The Heart Sutra is a popular sutra in Mahāyāna Buddhism. Its Sanskrit title, Prajñāpāramitāhṛdaya, can be translated as “The Heart of the Perfection of Wisdom”.
The sutra famously states, “Form is empty” (śūnyatā). It is a condensed exposé on the Buddhist Mahayana teaching of the Two Truths doctrine, which says that ultimately all phenomena are sunyata, empty of an unchanging essence.
This emptiness is a ‘characteristic‘ of all phenomena, and not a transcendent reality, but also “empty” of essence of its own. Specifically, it is a response to Sarvastivada’s teachings that “phenomena” or its constituents are real.
It has been called “the most frequently used and recited text in the entire Mahayana Buddhist tradition.” The text has been translated into English dozens of times from Chinese, Sanskrit, and Tibetan as well as other source languages.
Summary of the sutra
In the sutra, Avalokiteśvara addresses Śariputra, explaining the fundamental emptiness (śūnyatā) of all phenomena, known through and as the five aggregates of human existence (skandhas): form (rūpa), feeling (vedanā), volitions (saṅkhāra), perceptions (saṃjñā), and consciousness (vijñāna).
Avalokiteśvara famously states, “Form is Emptiness (śūnyatā). Emptiness is Form“, and declares the other skandhas to be equally empty—that is, dependently originated.
Avalokiteśvara then goes through some of the most fundamental Buddhist teachings such as the Four Noble Truths and explains that in emptiness none of these notions apply.
This is interpreted according to the two truths doctrine as saying that teachings, while accurate descriptions of conventional truth, are mere statements about reality—they are not reality itself—and that they are therefore not applicable to the ultimate truth that is by definition beyond mental understanding.
Thus the bodhisattva, as the archetypal Mahayana Buddhist, relies on the perfection of wisdom, defined in the Mahāprajñāpāramitā Sūtra to be the wisdom that perceives reality directly without conceptual attachment thereby achieving nirvana.
Popularity and stature
The Heart Sutra is “the single most commonly recited, copied and studied scripture in East Asian Buddhism.” It is recited by adherents of Mahayana schools of Buddhism regardless of sectarian affiliation.
While the origin of the sutra is disputed by some modern scholars, it was widely known in Bengal and Bihar during the Pala Empire period (c. 750–1200 CE) in India, where it played a role in Vajrayana Buddhism.
The stature of the Heart Sutra throughout early medieval India can be seen from its title ‘Holy Mother of all Buddhas Heart of the Perfection of Wisdom’ dating from at least the 8th century CE.
The long version of the Heart Sutra is extensively studied by the various Tibetan Buddhist schools, where the Heart Sutra is chanted, but also treated as a tantric text, with a tantric ceremony associated with it.

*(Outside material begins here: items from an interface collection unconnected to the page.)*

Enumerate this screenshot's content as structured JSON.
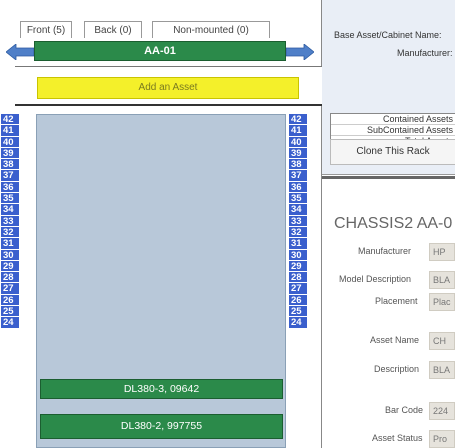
{
  "tabs": {
    "front": "Front (5)",
    "back": "Back (0)",
    "non_mounted": "Non-mounted (0)"
  },
  "rack": {
    "name": "AA-01",
    "add_asset_label": "Add an Asset",
    "slot_numbers": [
      "42",
      "41",
      "40",
      "39",
      "38",
      "37",
      "36",
      "35",
      "34",
      "33",
      "32",
      "31",
      "30",
      "29",
      "28",
      "27",
      "26",
      "25",
      "24"
    ],
    "assets": [
      "DL380-3, 09642",
      "DL380-2, 997755"
    ]
  },
  "info": {
    "base_asset_label": "Base Asset/Cabinet Name:",
    "manufacturer_label": "Manufacturer:",
    "contained_assets": "Contained Assets",
    "subcontained_assets": "SubContained Assets",
    "total_assets": "Total Assets",
    "clone_button": "Clone This Rack"
  },
  "detail": {
    "title": "CHASSIS2 AA-0",
    "fields": [
      {
        "label": "Manufacturer",
        "value": "HP"
      },
      {
        "label": "Model Description",
        "value": "BLA"
      },
      {
        "label": "Placement",
        "value": "Plac"
      },
      {
        "label": "Asset Name",
        "value": "CH"
      },
      {
        "label": "Description",
        "value": "BLA"
      },
      {
        "label": "Bar Code",
        "value": "224"
      },
      {
        "label": "Asset Status",
        "value": "Pro"
      }
    ]
  },
  "colors": {
    "asset_green": "#2b8a4a",
    "slot_blue": "#3a5fcd",
    "add_yellow": "#f4f02a",
    "rack_fill": "#b8c8d9"
  }
}
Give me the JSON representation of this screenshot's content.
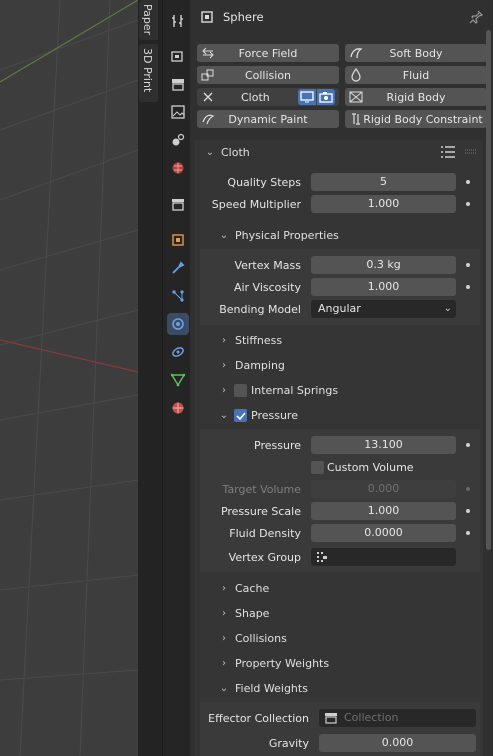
{
  "vertical_tabs": [
    {
      "label": "Paper"
    },
    {
      "label": "3D Print"
    }
  ],
  "header": {
    "object_name": "Sphere"
  },
  "physics_buttons": {
    "force_field": "Force Field",
    "soft_body": "Soft Body",
    "collision": "Collision",
    "fluid": "Fluid",
    "cloth": "Cloth",
    "rigid_body": "Rigid Body",
    "dynamic_paint": "Dynamic Paint",
    "rigid_body_constraint": "Rigid Body Constraint"
  },
  "cloth_panel": {
    "title": "Cloth",
    "quality_steps": {
      "label": "Quality Steps",
      "value": "5"
    },
    "speed_multiplier": {
      "label": "Speed Multiplier",
      "value": "1.000"
    },
    "physical_properties": {
      "title": "Physical Properties",
      "vertex_mass": {
        "label": "Vertex Mass",
        "value": "0.3 kg"
      },
      "air_viscosity": {
        "label": "Air Viscosity",
        "value": "1.000"
      },
      "bending_model": {
        "label": "Bending Model",
        "value": "Angular"
      }
    },
    "stiffness": "Stiffness",
    "damping": "Damping",
    "internal_springs": "Internal Springs",
    "pressure": {
      "title": "Pressure",
      "pressure": {
        "label": "Pressure",
        "value": "13.100"
      },
      "custom_volume": "Custom Volume",
      "target_volume": {
        "label": "Target Volume",
        "value": "0.000"
      },
      "pressure_scale": {
        "label": "Pressure Scale",
        "value": "1.000"
      },
      "fluid_density": {
        "label": "Fluid Density",
        "value": "0.0000"
      },
      "vertex_group": {
        "label": "Vertex Group"
      }
    },
    "cache": "Cache",
    "shape": "Shape",
    "collisions": "Collisions",
    "property_weights": "Property Weights",
    "field_weights": {
      "title": "Field Weights",
      "effector_collection": {
        "label": "Effector Collection",
        "placeholder": "Collection"
      },
      "gravity": {
        "label": "Gravity",
        "value": "0.000"
      }
    }
  },
  "colors": {
    "accent": "#4772b3",
    "active_tab": "#3d4a63",
    "button": "#545454"
  }
}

It is also viewed as one of the daughter sutras of the Prajnaparamita genre in the Vajrayana tradition as passed down from Tibet.
The text has been translated into many languages, and dozens of English translations and commentaries have been published, along with an unknown number of informal versions on the internet.
Dating and origins
Earliest extant versions
The earliest extant dated text of the Heart Sutra is a stone stele dated to 661 CE located at Yunju Temple and is part of the Fangshan Stone Sutra.
It is also the earliest copy of Xuanzang’s 649 CE translation of the Heart Sutra (Taisho 221); made three years before Xuanzang passed away.
A palm-leaf manuscript found at the Hōryū-ji Temple is the earliest undated extant Sanskrit manuscript of the Heart Sutra. It is dated to c. 7th–8th century CE by the Tokyo National Museum where it is currently kept.
Source of the Heart Sutra – Nattier controversy
Jan Nattier (1992) argues, based on her cross-philological study of Chinese and Sanskrit texts of the Heart Sutra, that the Heart Sutra was initially composed in China.
Fukui, Harada, Ishii, and Siu based on their cross-philological study of Chinese and Sanskrit texts of the Heart Sutra and other medieval period Sanskrit Mahayana sutras theorizes that the Heart Sutra could not have been composed in China but was composed in India.
Kuiji and Woncheuk were the two main disciples of Xuanzang. Their 7th-century commentaries are the earliest extant commentaries on the Heart Sutra; both commentaries contradict Nattier’s Chinese origin theory.
Influence on western philosophy
Schopenhauer, in the final words of his main work, compared his doctrine to the Śūnyatā of the Heart Sūtra. In Volume 1, § 71 of The World as Will and Representation, Schopenhauer wrote:
“…to those in whom the will [to continue living] has turned and has denied itself, this very real world of ours, with all its suns and Milky Ways, is — nothing.”
To this, he appended the following note:
“This is also the Prajna–Paramita of the Buddhists, the ‘beyond all knowledge,’ in other words, the point where subject and object no longer exist.”